Data records for software interfaces:
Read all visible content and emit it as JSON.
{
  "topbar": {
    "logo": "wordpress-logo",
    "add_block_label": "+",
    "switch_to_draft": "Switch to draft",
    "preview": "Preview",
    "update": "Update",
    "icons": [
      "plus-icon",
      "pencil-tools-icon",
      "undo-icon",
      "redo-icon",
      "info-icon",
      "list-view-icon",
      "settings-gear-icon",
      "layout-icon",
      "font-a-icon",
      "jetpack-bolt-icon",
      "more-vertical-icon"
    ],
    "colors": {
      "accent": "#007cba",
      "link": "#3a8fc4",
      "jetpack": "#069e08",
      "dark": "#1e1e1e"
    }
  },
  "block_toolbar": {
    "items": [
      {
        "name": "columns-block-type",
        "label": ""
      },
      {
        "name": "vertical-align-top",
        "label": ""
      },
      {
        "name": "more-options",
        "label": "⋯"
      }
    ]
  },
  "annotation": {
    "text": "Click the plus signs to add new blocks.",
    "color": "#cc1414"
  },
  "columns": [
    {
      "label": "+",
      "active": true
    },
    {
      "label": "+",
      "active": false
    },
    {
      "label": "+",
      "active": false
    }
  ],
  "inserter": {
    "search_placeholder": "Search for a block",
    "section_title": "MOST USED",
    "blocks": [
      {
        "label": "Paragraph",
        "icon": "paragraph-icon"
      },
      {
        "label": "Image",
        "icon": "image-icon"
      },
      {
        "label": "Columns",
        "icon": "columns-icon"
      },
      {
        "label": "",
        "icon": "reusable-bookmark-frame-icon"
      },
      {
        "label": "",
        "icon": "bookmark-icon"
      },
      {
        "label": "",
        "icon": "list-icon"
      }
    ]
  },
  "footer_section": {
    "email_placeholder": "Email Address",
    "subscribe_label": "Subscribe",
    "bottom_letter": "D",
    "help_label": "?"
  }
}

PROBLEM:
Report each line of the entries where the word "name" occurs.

WRITTEN SOLUTION:
        "name": "columns-block-type",
        "name": "vertical-align-top",
        "name": "more-options",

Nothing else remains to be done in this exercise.